California Labor Commissioner Lilia García-Brower is set to announce this milestone in San Diego, highlighting the importance of ensuring that companies and their contractors operate legally and adequately compensate their employees.
Rafael Ventura, field director of the nonprofit Maintenance Cooperation Trust Fund, underscores that this agreement sends a strong message to companies. The need to ensure that contractors operate legally and fairly compensate their workers is crucial. Otherwise, they will face responsibility for labor violations.
The agency cited the well-known Cheesecake Factory restaurant chain, along with Magic Touch Commercial Cleaning and Americlean Janitorial Services, for over $4.5 million in 2018. During the period from 2014 to 2017, state investigators discovered minimum wage violations, overtime issues, and other labor infringements affecting over 550 cleaning workers.
Under this agreement, Cheesecake Factory contributed $750,000, Americlean agreed to pay $200,000, and Magic Touch accepted a $50,000 settlement. This agreement not only ensures fair compensation but also establishes additional responsibilities for Cheesecake Factory.

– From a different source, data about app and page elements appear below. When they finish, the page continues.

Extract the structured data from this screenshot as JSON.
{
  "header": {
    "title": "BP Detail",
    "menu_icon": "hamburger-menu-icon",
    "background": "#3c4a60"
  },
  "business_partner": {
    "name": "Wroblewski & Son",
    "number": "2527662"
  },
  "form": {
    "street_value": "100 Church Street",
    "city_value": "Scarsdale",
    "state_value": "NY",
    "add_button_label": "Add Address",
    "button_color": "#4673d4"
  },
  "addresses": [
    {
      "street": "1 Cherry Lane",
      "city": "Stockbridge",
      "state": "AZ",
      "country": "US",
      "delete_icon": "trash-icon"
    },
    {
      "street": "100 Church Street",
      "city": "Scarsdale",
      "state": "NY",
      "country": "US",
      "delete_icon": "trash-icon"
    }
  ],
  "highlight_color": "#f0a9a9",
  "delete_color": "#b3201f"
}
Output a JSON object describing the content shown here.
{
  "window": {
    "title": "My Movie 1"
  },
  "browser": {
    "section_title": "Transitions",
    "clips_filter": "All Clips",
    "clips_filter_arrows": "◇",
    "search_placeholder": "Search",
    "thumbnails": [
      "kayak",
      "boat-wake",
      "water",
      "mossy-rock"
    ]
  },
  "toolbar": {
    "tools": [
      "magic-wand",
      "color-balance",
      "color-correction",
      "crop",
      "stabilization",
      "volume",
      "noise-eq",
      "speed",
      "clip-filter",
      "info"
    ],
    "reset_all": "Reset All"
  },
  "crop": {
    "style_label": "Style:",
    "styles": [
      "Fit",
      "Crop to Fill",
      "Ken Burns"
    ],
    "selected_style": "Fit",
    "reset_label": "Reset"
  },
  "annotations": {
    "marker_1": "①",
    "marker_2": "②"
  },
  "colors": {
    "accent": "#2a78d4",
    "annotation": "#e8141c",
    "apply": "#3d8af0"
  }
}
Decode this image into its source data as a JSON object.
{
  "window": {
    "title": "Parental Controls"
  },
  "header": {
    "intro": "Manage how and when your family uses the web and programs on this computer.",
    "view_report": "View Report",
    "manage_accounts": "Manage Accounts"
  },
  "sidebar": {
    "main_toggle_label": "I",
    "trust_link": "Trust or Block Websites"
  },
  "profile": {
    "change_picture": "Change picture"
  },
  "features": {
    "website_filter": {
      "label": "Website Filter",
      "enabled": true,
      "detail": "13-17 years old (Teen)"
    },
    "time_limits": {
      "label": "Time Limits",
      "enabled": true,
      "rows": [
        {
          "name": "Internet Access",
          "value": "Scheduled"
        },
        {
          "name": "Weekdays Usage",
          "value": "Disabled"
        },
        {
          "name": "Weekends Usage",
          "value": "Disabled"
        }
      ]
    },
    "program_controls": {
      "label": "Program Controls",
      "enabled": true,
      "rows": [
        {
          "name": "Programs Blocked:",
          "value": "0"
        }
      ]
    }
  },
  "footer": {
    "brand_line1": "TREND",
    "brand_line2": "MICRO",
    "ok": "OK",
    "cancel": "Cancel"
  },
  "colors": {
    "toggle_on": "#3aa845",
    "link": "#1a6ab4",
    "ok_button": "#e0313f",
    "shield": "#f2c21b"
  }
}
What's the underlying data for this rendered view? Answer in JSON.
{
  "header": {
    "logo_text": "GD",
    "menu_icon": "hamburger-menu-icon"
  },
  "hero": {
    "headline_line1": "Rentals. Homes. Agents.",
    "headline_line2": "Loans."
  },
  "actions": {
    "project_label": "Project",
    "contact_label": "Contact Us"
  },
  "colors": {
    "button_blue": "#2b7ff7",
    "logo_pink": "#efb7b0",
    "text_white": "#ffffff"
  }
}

Naxhili Pérez, an affected worker, recounted how she was paid $70 per day, although she often worked more than 10 hours. Despite this agreement, Pérez expressed her desire for more substantial financial recovery for the affected workers. However, she acknowledged that the lengthy legal battle resulted in a reduction in the owed amount.
Cheesecake Factory did not respond to comment requests, but both Magic Touch and Americlean issued handwritten apologies. Americlean, based in Minneapolis, acknowledged that it “could have better supervised Magic Touch” and committed to complying with California law in the future.
This agreement also imposes additional obligations on Cheesecake Factory, including training restaurant managers and corporate executives in California to oversee cleaning contracts. Additionally, it requires that future cleaning contractors be subject to audits by the company on wage matters.
Stanford Law School Professor Bill Gould described the agreement as “modest.” His concern lies in the lack of an independent monitor to ensure the company’s promises are upheld, given the limited enforcement capacity of the Labor Commissioner’s Office.
The defendants agreed to send checks to the Labor Commissioner’s Office within five days of executing the agreement. The agency plans to distribute the funds to the affected workers. However, locating many of the affected individuals will be a challenge, as seven to ten years have passed since the wage violations.
This historic agreement underscores the importance of corporate accountability and the need to ensure fair working conditions in the cleaning industry in California.